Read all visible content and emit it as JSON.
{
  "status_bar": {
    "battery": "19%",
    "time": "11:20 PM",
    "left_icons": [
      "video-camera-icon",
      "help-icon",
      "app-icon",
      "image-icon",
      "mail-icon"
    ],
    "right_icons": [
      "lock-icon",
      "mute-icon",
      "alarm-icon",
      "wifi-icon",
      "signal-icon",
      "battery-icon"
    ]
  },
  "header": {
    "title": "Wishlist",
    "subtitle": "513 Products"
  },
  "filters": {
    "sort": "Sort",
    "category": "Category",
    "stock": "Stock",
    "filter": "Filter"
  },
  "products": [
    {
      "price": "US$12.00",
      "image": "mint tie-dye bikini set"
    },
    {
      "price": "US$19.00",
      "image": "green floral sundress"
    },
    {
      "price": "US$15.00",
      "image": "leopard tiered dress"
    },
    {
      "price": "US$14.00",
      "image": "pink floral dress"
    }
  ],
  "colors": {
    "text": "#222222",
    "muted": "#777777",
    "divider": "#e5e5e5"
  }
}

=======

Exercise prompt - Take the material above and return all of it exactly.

Answer section -
Read all visible content and emit it as JSON.
{
  "status_bar": {
    "battery": "19%",
    "time": "11:20 PM",
    "left_icons": [
      "video-camera-icon",
      "help-icon",
      "app-icon",
      "image-icon",
      "mail-icon"
    ],
    "right_icons": [
      "lock-icon",
      "mute-icon",
      "alarm-icon",
      "wifi-icon",
      "signal-icon",
      "battery-icon"
    ]
  },
  "header": {
    "title": "Wishlist",
    "subtitle": "513 Products"
  },
  "filters": {
    "sort": "Sort",
    "category": "Category",
    "stock": "Stock",
    "filter": "Filter"
  },
  "products": [
    {
      "price": "US$12.00",
      "image": "mint tie-dye bikini set"
    },
    {
      "price": "US$19.00",
      "image": "green floral sundress"
    },
    {
      "price": "US$15.00",
      "image": "leopard tiered dress"
    },
    {
      "price": "US$14.00",
      "image": "pink floral dress"
    }
  ],
  "colors": {
    "text": "#222222",
    "muted": "#777777",
    "divider": "#e5e5e5"
  }
}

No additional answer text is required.